▶ _Data listing_:
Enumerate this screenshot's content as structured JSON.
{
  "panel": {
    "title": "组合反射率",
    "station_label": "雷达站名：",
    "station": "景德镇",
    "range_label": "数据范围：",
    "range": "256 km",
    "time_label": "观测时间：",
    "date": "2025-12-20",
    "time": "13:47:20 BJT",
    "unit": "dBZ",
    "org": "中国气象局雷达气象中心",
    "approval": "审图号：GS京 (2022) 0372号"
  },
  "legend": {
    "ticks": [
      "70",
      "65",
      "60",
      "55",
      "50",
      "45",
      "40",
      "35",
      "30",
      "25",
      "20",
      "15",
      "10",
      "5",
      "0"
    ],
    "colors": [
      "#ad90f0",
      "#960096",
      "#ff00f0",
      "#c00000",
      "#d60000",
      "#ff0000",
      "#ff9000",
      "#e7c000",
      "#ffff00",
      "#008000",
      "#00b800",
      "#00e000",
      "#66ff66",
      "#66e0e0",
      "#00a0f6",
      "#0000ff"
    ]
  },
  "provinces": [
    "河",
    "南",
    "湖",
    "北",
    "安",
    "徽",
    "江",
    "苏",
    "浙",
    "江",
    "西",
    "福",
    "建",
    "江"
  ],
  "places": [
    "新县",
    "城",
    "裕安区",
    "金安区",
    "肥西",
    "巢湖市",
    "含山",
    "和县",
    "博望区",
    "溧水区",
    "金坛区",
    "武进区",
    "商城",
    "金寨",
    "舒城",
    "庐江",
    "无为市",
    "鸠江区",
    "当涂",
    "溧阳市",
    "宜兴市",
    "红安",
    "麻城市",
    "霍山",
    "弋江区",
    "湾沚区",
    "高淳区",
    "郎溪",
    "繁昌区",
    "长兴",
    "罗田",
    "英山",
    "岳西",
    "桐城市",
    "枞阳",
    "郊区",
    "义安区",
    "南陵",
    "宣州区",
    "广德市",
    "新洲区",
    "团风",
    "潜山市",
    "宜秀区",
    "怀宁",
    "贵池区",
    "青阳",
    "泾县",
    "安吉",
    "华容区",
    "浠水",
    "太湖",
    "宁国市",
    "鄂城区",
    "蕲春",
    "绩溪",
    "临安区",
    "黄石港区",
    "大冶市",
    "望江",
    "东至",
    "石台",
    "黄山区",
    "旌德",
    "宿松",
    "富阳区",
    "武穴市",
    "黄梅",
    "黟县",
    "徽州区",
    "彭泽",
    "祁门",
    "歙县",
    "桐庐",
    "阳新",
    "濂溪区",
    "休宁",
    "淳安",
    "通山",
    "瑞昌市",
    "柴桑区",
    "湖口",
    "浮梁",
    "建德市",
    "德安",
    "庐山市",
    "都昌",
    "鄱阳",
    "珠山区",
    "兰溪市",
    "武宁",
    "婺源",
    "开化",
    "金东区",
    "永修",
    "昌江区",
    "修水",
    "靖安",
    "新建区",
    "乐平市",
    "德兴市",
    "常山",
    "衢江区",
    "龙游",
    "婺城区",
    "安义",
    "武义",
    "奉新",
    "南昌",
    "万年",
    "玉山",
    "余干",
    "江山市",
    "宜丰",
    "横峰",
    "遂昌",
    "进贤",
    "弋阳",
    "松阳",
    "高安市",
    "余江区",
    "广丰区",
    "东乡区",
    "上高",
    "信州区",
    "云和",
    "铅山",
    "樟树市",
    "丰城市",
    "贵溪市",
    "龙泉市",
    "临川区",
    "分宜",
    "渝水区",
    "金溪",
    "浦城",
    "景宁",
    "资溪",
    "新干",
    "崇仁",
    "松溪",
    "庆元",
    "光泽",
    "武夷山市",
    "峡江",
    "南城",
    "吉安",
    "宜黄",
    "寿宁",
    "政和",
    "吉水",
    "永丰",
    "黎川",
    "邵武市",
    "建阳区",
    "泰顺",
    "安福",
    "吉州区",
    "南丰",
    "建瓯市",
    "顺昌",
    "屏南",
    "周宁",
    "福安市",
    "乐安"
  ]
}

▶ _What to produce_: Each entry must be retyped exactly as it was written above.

▶ _Answer area_:
Enumerate this screenshot's content as structured JSON.
{
  "panel": {
    "title": "组合反射率",
    "station_label": "雷达站名：",
    "station": "景德镇",
    "range_label": "数据范围：",
    "range": "256 km",
    "time_label": "观测时间：",
    "date": "2025-12-20",
    "time": "13:47:20 BJT",
    "unit": "dBZ",
    "org": "中国气象局雷达气象中心",
    "approval": "审图号：GS京 (2022) 0372号"
  },
  "legend": {
    "ticks": [
      "70",
      "65",
      "60",
      "55",
      "50",
      "45",
      "40",
      "35",
      "30",
      "25",
      "20",
      "15",
      "10",
      "5",
      "0"
    ],
    "colors": [
      "#ad90f0",
      "#960096",
      "#ff00f0",
      "#c00000",
      "#d60000",
      "#ff0000",
      "#ff9000",
      "#e7c000",
      "#ffff00",
      "#008000",
      "#00b800",
      "#00e000",
      "#66ff66",
      "#66e0e0",
      "#00a0f6",
      "#0000ff"
    ]
  },
  "provinces": [
    "河",
    "南",
    "湖",
    "北",
    "安",
    "徽",
    "江",
    "苏",
    "浙",
    "江",
    "西",
    "福",
    "建",
    "江"
  ],
  "places": [
    "新县",
    "城",
    "裕安区",
    "金安区",
    "肥西",
    "巢湖市",
    "含山",
    "和县",
    "博望区",
    "溧水区",
    "金坛区",
    "武进区",
    "商城",
    "金寨",
    "舒城",
    "庐江",
    "无为市",
    "鸠江区",
    "当涂",
    "溧阳市",
    "宜兴市",
    "红安",
    "麻城市",
    "霍山",
    "弋江区",
    "湾沚区",
    "高淳区",
    "郎溪",
    "繁昌区",
    "长兴",
    "罗田",
    "英山",
    "岳西",
    "桐城市",
    "枞阳",
    "郊区",
    "义安区",
    "南陵",
    "宣州区",
    "广德市",
    "新洲区",
    "团风",
    "潜山市",
    "宜秀区",
    "怀宁",
    "贵池区",
    "青阳",
    "泾县",
    "安吉",
    "华容区",
    "浠水",
    "太湖",
    "宁国市",
    "鄂城区",
    "蕲春",
    "绩溪",
    "临安区",
    "黄石港区",
    "大冶市",
    "望江",
    "东至",
    "石台",
    "黄山区",
    "旌德",
    "宿松",
    "富阳区",
    "武穴市",
    "黄梅",
    "黟县",
    "徽州区",
    "彭泽",
    "祁门",
    "歙县",
    "桐庐",
    "阳新",
    "濂溪区",
    "休宁",
    "淳安",
    "通山",
    "瑞昌市",
    "柴桑区",
    "湖口",
    "浮梁",
    "建德市",
    "德安",
    "庐山市",
    "都昌",
    "鄱阳",
    "珠山区",
    "兰溪市",
    "武宁",
    "婺源",
    "开化",
    "金东区",
    "永修",
    "昌江区",
    "修水",
    "靖安",
    "新建区",
    "乐平市",
    "德兴市",
    "常山",
    "衢江区",
    "龙游",
    "婺城区",
    "安义",
    "武义",
    "奉新",
    "南昌",
    "万年",
    "玉山",
    "余干",
    "江山市",
    "宜丰",
    "横峰",
    "遂昌",
    "进贤",
    "弋阳",
    "松阳",
    "高安市",
    "余江区",
    "广丰区",
    "东乡区",
    "上高",
    "信州区",
    "云和",
    "铅山",
    "樟树市",
    "丰城市",
    "贵溪市",
    "龙泉市",
    "临川区",
    "分宜",
    "渝水区",
    "金溪",
    "浦城",
    "景宁",
    "资溪",
    "新干",
    "崇仁",
    "松溪",
    "庆元",
    "光泽",
    "武夷山市",
    "峡江",
    "南城",
    "吉安",
    "宜黄",
    "寿宁",
    "政和",
    "吉水",
    "永丰",
    "黎川",
    "邵武市",
    "建阳区",
    "泰顺",
    "安福",
    "吉州区",
    "南丰",
    "建瓯市",
    "顺昌",
    "屏南",
    "周宁",
    "福安市",
    "乐安"
  ]
}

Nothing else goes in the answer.